Cut 4 pieces at 45 degree angles - same as diving a wristwatch from 10:30-1:30 , 1:30-4:30, 4:30-7:30 and 7:30-10:30. Each piece is equal to 3 hours on a watch. Take the piece with 3 o'clock portion and align this with the 12 o'clock position. Similarly, align the 9 o'clock portion with 6 o'clock. Make sure all the center portions are aligned in one straight line which will pass through 3, 12, the cake center, 6 and 9. A single cut along this line will give 8 exact pieces equal to 1:30 hrs on a clock. This does not require stacking which can destroy the cake icing etc. Enjoy the perfect 8 equal pieces.

• Firstly, welcome to S.E. Puzzling. We hope you enjoy it here! Unfortunately, the OP specifiec that you cannot move pieces after you make the first cut, so this approach would not work. – Aggie Kidd May 29 '15 at 20:22

Just for the fun, assume the cake is only 2 dimensional, so that the other answers don't work. A solution is still possible.

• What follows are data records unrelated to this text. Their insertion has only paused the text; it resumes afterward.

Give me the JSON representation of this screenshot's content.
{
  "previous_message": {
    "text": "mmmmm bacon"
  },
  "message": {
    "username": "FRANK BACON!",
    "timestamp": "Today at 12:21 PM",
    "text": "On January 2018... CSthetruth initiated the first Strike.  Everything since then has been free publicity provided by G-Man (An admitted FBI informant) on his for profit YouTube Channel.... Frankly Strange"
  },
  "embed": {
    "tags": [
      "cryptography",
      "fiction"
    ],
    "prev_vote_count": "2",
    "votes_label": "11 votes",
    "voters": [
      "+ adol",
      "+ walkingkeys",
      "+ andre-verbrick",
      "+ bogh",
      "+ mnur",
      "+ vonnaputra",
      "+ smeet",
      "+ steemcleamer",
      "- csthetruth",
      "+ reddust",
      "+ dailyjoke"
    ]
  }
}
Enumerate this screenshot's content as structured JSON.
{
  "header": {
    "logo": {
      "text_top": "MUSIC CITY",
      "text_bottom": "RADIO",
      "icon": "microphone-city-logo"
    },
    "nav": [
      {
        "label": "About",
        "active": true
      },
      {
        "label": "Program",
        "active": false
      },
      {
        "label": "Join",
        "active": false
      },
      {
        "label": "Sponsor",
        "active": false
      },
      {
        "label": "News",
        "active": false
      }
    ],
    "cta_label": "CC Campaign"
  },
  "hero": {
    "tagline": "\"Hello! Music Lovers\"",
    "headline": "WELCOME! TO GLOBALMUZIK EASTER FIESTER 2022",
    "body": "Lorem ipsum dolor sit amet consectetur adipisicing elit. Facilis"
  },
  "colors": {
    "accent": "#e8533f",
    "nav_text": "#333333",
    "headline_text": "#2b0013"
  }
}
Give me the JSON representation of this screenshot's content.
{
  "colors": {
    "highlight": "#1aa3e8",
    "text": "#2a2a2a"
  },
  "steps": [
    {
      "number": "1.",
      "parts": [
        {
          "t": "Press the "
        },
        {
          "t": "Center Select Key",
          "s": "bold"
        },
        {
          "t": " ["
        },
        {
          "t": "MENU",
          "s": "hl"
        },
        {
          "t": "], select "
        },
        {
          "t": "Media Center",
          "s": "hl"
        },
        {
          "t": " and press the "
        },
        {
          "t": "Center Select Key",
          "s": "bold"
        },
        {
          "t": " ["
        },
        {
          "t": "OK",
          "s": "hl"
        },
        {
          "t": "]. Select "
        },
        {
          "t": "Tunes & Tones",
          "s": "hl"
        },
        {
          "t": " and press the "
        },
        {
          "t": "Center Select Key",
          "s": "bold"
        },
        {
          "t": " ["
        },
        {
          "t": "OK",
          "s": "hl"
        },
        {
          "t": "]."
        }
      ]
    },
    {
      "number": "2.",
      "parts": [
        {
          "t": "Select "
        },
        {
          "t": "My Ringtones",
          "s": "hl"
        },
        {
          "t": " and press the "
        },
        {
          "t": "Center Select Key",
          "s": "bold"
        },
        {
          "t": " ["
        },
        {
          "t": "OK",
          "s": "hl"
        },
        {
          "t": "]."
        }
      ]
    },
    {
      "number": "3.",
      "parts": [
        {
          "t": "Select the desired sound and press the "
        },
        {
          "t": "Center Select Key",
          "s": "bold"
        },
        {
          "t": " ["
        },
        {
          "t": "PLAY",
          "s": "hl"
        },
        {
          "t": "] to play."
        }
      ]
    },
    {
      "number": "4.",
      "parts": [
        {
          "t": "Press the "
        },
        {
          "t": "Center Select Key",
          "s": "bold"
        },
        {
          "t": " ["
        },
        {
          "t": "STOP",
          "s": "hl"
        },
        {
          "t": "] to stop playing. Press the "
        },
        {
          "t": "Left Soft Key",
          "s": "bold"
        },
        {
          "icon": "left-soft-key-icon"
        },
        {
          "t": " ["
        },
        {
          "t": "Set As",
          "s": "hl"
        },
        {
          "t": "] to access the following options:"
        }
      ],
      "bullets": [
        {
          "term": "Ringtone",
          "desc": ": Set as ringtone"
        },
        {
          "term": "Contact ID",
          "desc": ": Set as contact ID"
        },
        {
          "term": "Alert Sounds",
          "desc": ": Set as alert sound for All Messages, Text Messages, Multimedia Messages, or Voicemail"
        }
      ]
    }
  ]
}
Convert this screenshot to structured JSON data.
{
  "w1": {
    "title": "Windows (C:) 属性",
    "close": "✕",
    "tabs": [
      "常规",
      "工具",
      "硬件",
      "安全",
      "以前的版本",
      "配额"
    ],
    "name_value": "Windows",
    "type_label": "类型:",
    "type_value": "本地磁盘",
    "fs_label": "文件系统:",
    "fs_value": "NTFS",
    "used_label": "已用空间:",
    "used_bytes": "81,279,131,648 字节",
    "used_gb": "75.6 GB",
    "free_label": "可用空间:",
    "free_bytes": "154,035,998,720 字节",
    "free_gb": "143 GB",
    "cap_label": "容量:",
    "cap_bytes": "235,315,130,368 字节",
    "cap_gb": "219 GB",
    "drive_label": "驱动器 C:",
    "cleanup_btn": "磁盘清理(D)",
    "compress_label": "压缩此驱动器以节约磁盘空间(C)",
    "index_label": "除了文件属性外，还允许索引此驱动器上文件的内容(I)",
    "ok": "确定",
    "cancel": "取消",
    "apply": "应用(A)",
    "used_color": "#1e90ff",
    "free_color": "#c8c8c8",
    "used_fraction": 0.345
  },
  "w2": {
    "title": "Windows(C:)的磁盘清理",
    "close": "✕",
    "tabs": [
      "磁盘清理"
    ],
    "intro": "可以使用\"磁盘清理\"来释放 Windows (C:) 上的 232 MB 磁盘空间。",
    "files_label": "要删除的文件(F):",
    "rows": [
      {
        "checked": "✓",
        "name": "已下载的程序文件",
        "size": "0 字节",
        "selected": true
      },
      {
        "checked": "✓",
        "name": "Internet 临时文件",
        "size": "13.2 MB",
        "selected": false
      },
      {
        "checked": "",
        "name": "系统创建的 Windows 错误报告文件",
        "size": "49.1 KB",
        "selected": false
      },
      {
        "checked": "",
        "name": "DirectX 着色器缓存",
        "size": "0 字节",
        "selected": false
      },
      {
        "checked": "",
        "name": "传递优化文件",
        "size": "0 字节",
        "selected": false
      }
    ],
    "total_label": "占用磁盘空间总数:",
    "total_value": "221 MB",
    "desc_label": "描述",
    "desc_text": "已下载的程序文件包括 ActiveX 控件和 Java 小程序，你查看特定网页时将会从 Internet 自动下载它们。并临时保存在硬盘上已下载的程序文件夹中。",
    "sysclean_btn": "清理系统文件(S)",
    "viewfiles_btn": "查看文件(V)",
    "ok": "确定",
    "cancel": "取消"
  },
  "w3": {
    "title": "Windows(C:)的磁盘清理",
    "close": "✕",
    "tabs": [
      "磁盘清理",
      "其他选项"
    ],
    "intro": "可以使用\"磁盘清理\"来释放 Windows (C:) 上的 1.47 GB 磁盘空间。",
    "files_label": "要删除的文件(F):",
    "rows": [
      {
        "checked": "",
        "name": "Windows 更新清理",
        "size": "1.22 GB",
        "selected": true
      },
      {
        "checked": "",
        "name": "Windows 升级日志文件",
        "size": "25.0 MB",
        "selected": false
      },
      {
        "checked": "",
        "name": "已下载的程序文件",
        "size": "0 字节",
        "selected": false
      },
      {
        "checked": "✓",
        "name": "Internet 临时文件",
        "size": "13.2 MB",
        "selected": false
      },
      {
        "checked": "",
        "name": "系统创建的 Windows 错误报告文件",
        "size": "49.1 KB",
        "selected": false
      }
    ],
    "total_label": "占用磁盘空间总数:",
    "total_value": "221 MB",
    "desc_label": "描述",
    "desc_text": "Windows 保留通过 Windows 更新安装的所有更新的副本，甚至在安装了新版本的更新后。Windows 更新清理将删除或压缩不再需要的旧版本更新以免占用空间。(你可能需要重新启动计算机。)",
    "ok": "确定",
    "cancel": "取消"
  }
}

Cut the cake one line through the center and now bend it to form a cone. Be careful not to move the pieces, as that is not allowed, merely bend them. Some parts will overlap especially on the bottom of the cone. Now cut the cone in a straight horizontal line about at half height. Unbend it and you have a circular cut but you only did a straight cut. Now just do a second cut through the center and you have 8 pieces and all with topping. Enjoy!

(the solution still works for a 3 dimensional cake. After all it works with paper and paper is 3 dimensional. Cake is a bit (a lot) thicker, so it might be a bit more difficult but it works in theory)

• Bending the cake would likely count as moving it (how else would you bend it other than moving parts of it) but interesting proposal – gabbo1092 Dec 14 '18 at 14:12
• Well strictly seen cutting is also bending until the material breaks. But the other two cuts don't count as moving, so bending is not moving. – findusl Dec 14 '18 at 14:30
• I think its one of those cases where a square is a rectangle but a rectangle isn't a square. Cutting is allowed and is technically up to a point bending, but bending on its own as a separate action from cutting would only be moving it and likely not allowed. Then again it is up to the creator but seeing as this question is over 4 years old now and already has an accepted answer its unlikely to get much of a response. – gabbo1092 Dec 14 '18 at 14:35